“I really enjoy my Law lessons. They are interesting, relevant and help with key skills that you can apply to lots of areas of life. I love learning the criminal offences. It is fascinating!” Katie
“It’s given me a great foundation of knowledge, which I hope to build on at university.” Hannah
“It has fascinating philosophical and political implications, and becomes something you identify in everyday life.” James
Students also say that 1-2-1 sessions are valuable and that Law boosts their self-esteem, giving them more understanding of the news and enabling them to relate to the outside world.
However, the study of Law is challenging. As the course is completely exam-based, you will be required to read about the law and to prepare detailed written assignments. You will need to learn many interesting cases, which are relevant to your studies, and use them to support your legal arguments.
How will I learn?
You will learn in a variety of different ways: through problem-solving, teacher-led discussion, quizzes and other activities. Learning will involve working individually and in small and medium-sized groups, enabling you to debate and share ideas. There will also be visits to courts and Parliament and talks from law professionals, plus the opportunity for you to take part in a mock trial and to access an extensive computer package offering lectures, cases and links to legal resources. Through this approach you will gain valuable employability skills, which will help you with future studies and in any chosen career.

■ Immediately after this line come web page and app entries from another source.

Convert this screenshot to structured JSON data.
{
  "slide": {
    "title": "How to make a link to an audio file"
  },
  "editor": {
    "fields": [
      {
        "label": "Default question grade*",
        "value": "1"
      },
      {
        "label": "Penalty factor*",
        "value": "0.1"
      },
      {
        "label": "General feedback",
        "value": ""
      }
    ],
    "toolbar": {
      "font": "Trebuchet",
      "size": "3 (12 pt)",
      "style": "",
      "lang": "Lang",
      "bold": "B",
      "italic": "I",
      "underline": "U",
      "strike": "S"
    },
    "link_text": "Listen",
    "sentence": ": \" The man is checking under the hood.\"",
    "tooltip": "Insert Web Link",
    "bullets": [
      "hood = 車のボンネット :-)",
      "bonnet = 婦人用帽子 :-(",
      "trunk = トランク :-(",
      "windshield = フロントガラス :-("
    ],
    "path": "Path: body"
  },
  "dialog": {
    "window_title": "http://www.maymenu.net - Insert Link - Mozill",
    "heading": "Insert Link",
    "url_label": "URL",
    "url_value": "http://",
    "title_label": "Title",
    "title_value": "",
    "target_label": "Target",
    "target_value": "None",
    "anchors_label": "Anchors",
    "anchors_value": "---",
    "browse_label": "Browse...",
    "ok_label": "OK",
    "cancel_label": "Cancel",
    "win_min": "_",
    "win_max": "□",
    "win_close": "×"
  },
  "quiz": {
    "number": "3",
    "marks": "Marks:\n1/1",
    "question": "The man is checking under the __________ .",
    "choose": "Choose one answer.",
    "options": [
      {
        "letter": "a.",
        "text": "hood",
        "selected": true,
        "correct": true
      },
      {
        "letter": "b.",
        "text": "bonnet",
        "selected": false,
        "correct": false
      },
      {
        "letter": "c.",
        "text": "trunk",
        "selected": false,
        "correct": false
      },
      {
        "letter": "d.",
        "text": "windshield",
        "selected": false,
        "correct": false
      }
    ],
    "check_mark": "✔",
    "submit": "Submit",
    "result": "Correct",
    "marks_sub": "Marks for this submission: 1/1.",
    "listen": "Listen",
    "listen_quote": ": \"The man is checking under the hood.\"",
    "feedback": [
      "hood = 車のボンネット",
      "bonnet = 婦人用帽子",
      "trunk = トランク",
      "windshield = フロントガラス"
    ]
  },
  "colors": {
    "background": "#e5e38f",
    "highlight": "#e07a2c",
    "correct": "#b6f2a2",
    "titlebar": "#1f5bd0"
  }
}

How will I be assessed?
Coursework: Year 1 – 0%; Year 2 – 0%
The exams will be at the end of the two-year period. There will be a combination of multiple choice, short answer and extended writing questions.
Law students gain legal skills, such as clear analysis and the ability to write precisely and concisely. As these skills are transferrable, A-level Law is a sound academic qualification for whatever you choose to do. Our students who are studying Law at university say how useful they found their A-level course. Other students have gone on to take degrees in a variety of subjects including Politics, Zoology, Economics and Languages.
After a law degree, many students intend to become solicitors or barristers, but some plan careers in legal journalism or the Civil Service. Others students have pursued careers in banking, business, marketing and teaching, and several have joined the police.
Former Law students have acquired legal apprenticeships in the local area - going directly into the workplace to learn how to become a legal professional "on the job". Apprenticeship students with a pass grade in A-level Law gain exemption from one of their CILEX (Chartered Institute of Legal Executive) exams.
Students should normally have achieved an A*- C grade profile at GCSE. For GCSE English and Maths where a new grading system has been introduced, a Grade 4 is equivalent to a Grade C. You will need at least a Grade 4 in English at GCSE.
Law requires good clear writing skills and an ability to think logically and objectively. Most of all we want students who are really enthusiastic and prepared to work hard.
- Sixth Form Course: